Anne Boleyn: Fatal Attractions
Rex, Richard, The Catholic Historical Review
Anne Boleyn: Fatal Attractions. By G. W Bernard. (New Haven:Yale University Press. 2010. Pp. x, 237. $30.00. ISBN 978-0-300-16245-5.)
G. W. Bernard's Anne Boleyn is Anne Boleyn as we have never known her. Despite the claim of the inside cover, it is not really a biography. It is a book about interpretation- a series of intricate arguments unpicking previous interpretations of a historical character whose role and importance have always been contested. Interpretation is everything, because, in Anne's case, the surviving evidence is regrettably incomplete and impressionistic. Indeed, much of the evidence comes down to little more than early interpretations. Even Bernard's favorite source, Lancelot de Carles's contemporary poem on the queen's unhappy fall and fate, was originally drawn up as an object lesson in mutability, an exploration of patience and providence, and not in any sense a simple history or testimony. The scantiness of the sources gives the book an inevitably unbalanced structure. Anne's reign as queen- her last three yearstakes up two-thirds of the book, and half of that focuses on her fall, her last three months. Yet the book is both entertaining and instructive. Bernard is nothing if not argumentative, and the reader is always drawn into the debate, applauding as the author slaughters another sacred cow or else raising an eyebrow at some dubious move in the argument.

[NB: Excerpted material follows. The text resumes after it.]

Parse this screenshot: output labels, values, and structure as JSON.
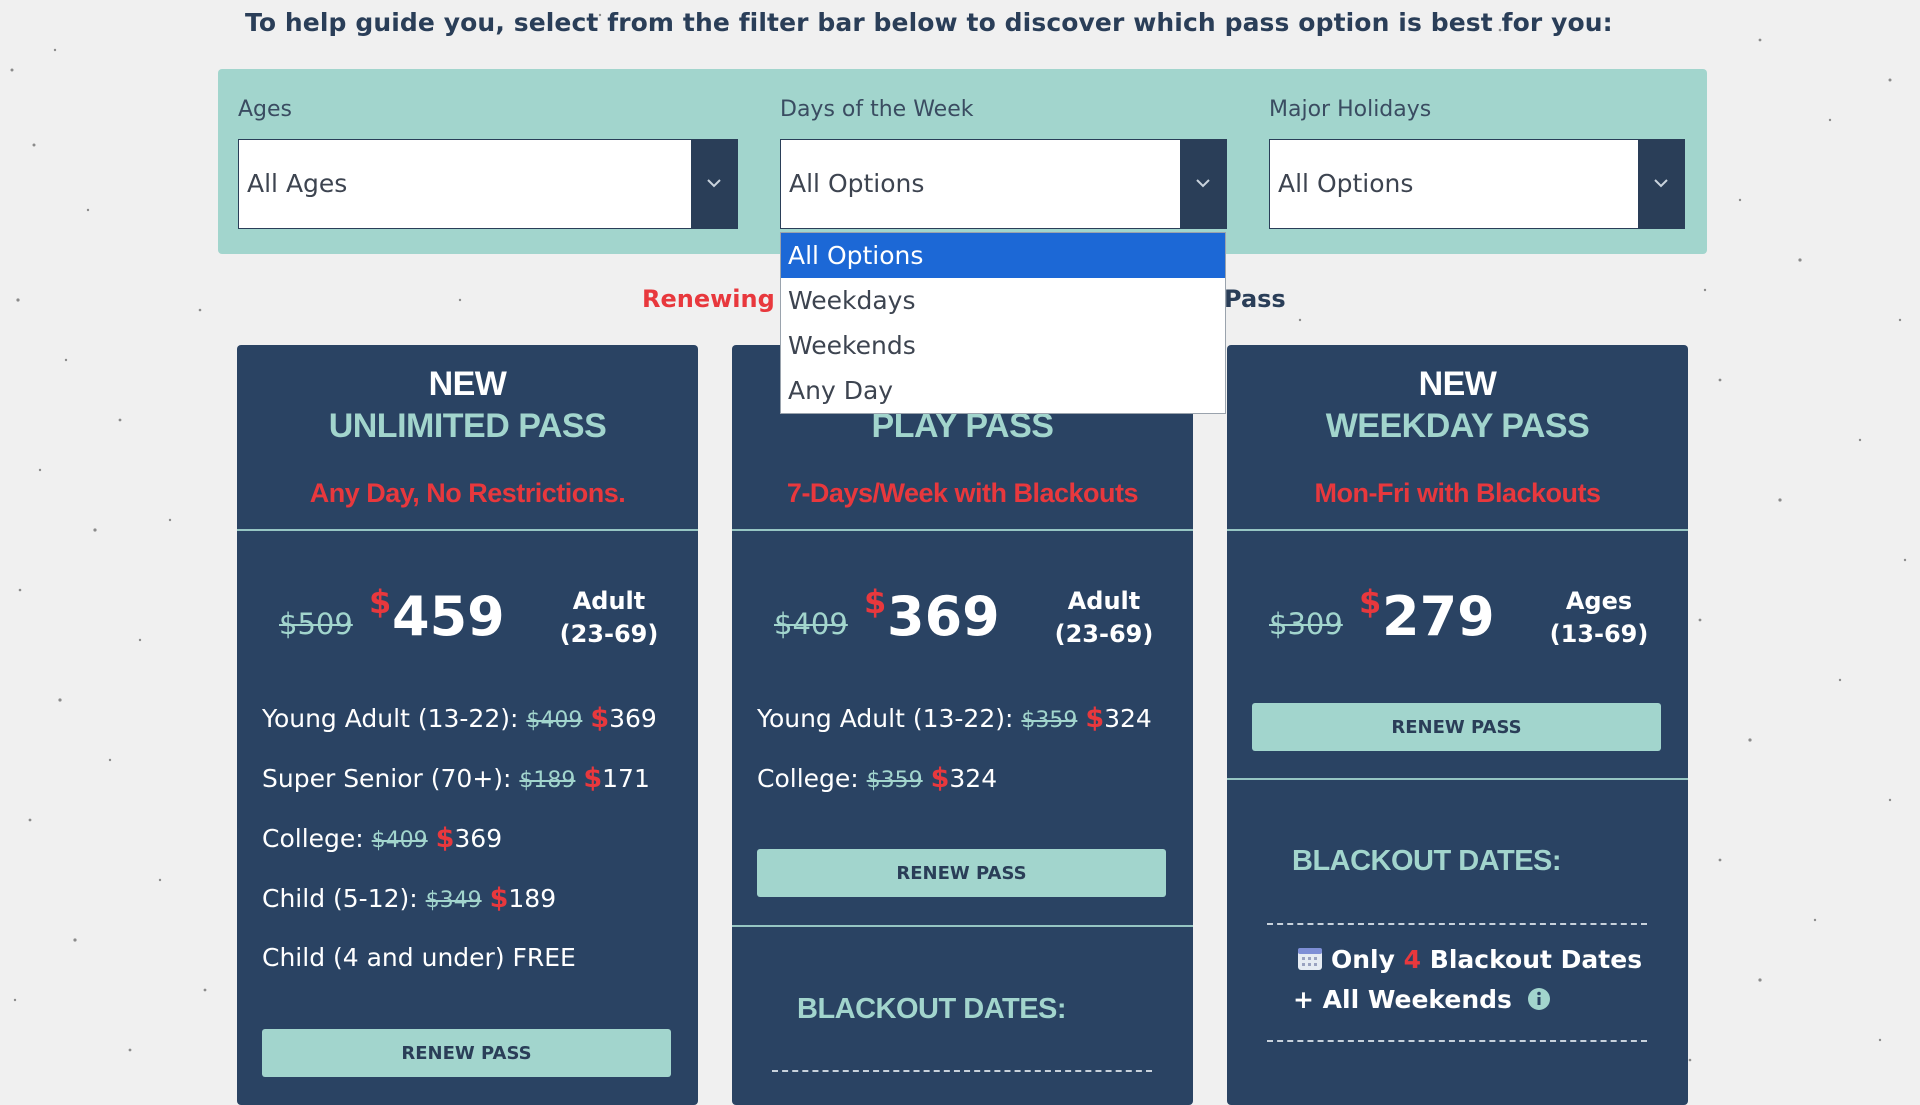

The absence of evidence is Bernard's stock in trade, and it is in negative mode that he is at his best. His book is an extraordinarily successful demonstration of how much less we know of Anne than we had thought. A shrewd critical eye is turned on the circumstances and motives of those who created the historical record on which our limited knowledge depends; and an even sharper eye distinguishes between evidence and interpretation or opinion. Thus he points out that there is simply no contemporary evidence for the almost universally shared opinion that Anne resisted Henry's advances for years, making marriage the price of sexual surrender- although there is no more evidence for his own theory that it was Henry, not Anne, who wanted marriage rather than an affair. Bernard's insistent skepticism has many triumphs along the way. The notion that Anne's final and miscarried pregnancy delivered a deformed foetus is decisively swept away, as is the equally curious notion that accusations of witchcraft were overshadowing the queen in her final months. The idea that Cromwell orchestrated a fiendish plot to bring about Anne's destruction is shown to rest on nothing more than a somewhat ambiguous remark of Cromwell's, hearsay evidence after the event. Bernard's skepticism, however, is not entirely consistent. His most eye-catching, albeit tentative, claim is that maybe Anne really was guilty of at least some of the charges of adultery on which she was convicted. …